[Records provided — start]

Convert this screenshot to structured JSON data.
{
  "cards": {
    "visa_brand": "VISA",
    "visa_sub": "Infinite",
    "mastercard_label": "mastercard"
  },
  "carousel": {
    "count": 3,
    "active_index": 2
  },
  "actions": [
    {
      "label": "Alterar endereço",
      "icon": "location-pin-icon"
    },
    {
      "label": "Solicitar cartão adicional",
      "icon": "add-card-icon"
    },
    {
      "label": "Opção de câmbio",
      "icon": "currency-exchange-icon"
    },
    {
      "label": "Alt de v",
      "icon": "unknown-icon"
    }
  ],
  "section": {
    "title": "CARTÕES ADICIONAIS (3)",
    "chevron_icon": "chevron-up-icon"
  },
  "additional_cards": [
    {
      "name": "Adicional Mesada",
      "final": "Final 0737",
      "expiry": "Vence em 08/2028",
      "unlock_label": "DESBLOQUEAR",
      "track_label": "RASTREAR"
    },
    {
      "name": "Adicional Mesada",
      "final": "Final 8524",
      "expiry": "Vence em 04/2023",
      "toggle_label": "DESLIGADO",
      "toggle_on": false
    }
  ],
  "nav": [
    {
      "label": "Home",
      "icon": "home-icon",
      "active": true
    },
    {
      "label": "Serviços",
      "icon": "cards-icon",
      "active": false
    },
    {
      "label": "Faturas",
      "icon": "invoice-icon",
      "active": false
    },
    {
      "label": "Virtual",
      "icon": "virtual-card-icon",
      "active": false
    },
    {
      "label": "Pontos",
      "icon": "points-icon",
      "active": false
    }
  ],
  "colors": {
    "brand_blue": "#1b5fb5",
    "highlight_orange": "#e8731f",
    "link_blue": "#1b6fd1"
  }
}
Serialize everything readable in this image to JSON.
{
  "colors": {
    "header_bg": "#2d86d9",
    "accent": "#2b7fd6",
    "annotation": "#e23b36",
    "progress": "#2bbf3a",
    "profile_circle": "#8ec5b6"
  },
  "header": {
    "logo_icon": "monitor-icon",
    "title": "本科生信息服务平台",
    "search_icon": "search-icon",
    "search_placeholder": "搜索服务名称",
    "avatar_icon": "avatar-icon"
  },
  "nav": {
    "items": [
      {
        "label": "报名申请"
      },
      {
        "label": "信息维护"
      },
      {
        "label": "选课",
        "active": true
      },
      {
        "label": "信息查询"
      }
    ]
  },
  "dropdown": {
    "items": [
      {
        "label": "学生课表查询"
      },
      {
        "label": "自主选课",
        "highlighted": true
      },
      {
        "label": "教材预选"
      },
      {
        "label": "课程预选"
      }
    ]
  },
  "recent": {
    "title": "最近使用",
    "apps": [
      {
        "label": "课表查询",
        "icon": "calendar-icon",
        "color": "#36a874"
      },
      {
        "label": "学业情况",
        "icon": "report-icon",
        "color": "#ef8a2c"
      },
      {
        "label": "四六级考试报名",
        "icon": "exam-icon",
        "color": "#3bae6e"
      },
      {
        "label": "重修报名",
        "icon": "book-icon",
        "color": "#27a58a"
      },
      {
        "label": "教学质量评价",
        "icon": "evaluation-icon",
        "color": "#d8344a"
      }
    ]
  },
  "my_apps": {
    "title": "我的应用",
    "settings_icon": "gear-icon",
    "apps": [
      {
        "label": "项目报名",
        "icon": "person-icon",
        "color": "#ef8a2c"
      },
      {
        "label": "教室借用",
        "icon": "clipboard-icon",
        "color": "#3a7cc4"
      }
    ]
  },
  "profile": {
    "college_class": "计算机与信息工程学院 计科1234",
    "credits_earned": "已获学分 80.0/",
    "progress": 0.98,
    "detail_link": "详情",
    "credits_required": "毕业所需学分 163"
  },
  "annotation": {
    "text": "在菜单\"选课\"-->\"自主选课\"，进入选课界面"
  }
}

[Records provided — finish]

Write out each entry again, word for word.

Convert this screenshot to structured JSON data.
{
  "cards": {
    "visa_brand": "VISA",
    "visa_sub": "Infinite",
    "mastercard_label": "mastercard"
  },
  "carousel": {
    "count": 3,
    "active_index": 2
  },
  "actions": [
    {
      "label": "Alterar endereço",
      "icon": "location-pin-icon"
    },
    {
      "label": "Solicitar cartão adicional",
      "icon": "add-card-icon"
    },
    {
      "label": "Opção de câmbio",
      "icon": "currency-exchange-icon"
    },
    {
      "label": "Alt de v",
      "icon": "unknown-icon"
    }
  ],
  "section": {
    "title": "CARTÕES ADICIONAIS (3)",
    "chevron_icon": "chevron-up-icon"
  },
  "additional_cards": [
    {
      "name": "Adicional Mesada",
      "final": "Final 0737",
      "expiry": "Vence em 08/2028",
      "unlock_label": "DESBLOQUEAR",
      "track_label": "RASTREAR"
    },
    {
      "name": "Adicional Mesada",
      "final": "Final 8524",
      "expiry": "Vence em 04/2023",
      "toggle_label": "DESLIGADO",
      "toggle_on": false
    }
  ],
  "nav": [
    {
      "label": "Home",
      "icon": "home-icon",
      "active": true
    },
    {
      "label": "Serviços",
      "icon": "cards-icon",
      "active": false
    },
    {
      "label": "Faturas",
      "icon": "invoice-icon",
      "active": false
    },
    {
      "label": "Virtual",
      "icon": "virtual-card-icon",
      "active": false
    },
    {
      "label": "Pontos",
      "icon": "points-icon",
      "active": false
    }
  ],
  "colors": {
    "brand_blue": "#1b5fb5",
    "highlight_orange": "#e8731f",
    "link_blue": "#1b6fd1"
  }
}
Serialize everything readable in this image to JSON.
{
  "colors": {
    "header_bg": "#2d86d9",
    "accent": "#2b7fd6",
    "annotation": "#e23b36",
    "progress": "#2bbf3a",
    "profile_circle": "#8ec5b6"
  },
  "header": {
    "logo_icon": "monitor-icon",
    "title": "本科生信息服务平台",
    "search_icon": "search-icon",
    "search_placeholder": "搜索服务名称",
    "avatar_icon": "avatar-icon"
  },
  "nav": {
    "items": [
      {
        "label": "报名申请"
      },
      {
        "label": "信息维护"
      },
      {
        "label": "选课",
        "active": true
      },
      {
        "label": "信息查询"
      }
    ]
  },
  "dropdown": {
    "items": [
      {
        "label": "学生课表查询"
      },
      {
        "label": "自主选课",
        "highlighted": true
      },
      {
        "label": "教材预选"
      },
      {
        "label": "课程预选"
      }
    ]
  },
  "recent": {
    "title": "最近使用",
    "apps": [
      {
        "label": "课表查询",
        "icon": "calendar-icon",
        "color": "#36a874"
      },
      {
        "label": "学业情况",
        "icon": "report-icon",
        "color": "#ef8a2c"
      },
      {
        "label": "四六级考试报名",
        "icon": "exam-icon",
        "color": "#3bae6e"
      },
      {
        "label": "重修报名",
        "icon": "book-icon",
        "color": "#27a58a"
      },
      {
        "label": "教学质量评价",
        "icon": "evaluation-icon",
        "color": "#d8344a"
      }
    ]
  },
  "my_apps": {
    "title": "我的应用",
    "settings_icon": "gear-icon",
    "apps": [
      {
        "label": "项目报名",
        "icon": "person-icon",
        "color": "#ef8a2c"
      },
      {
        "label": "教室借用",
        "icon": "clipboard-icon",
        "color": "#3a7cc4"
      }
    ]
  },
  "profile": {
    "college_class": "计算机与信息工程学院 计科1234",
    "credits_earned": "已获学分 80.0/",
    "progress": 0.98,
    "detail_link": "详情",
    "credits_required": "毕业所需学分 163"
  },
  "annotation": {
    "text": "在菜单\"选课\"-->\"自主选课\"，进入选课界面"
  }
}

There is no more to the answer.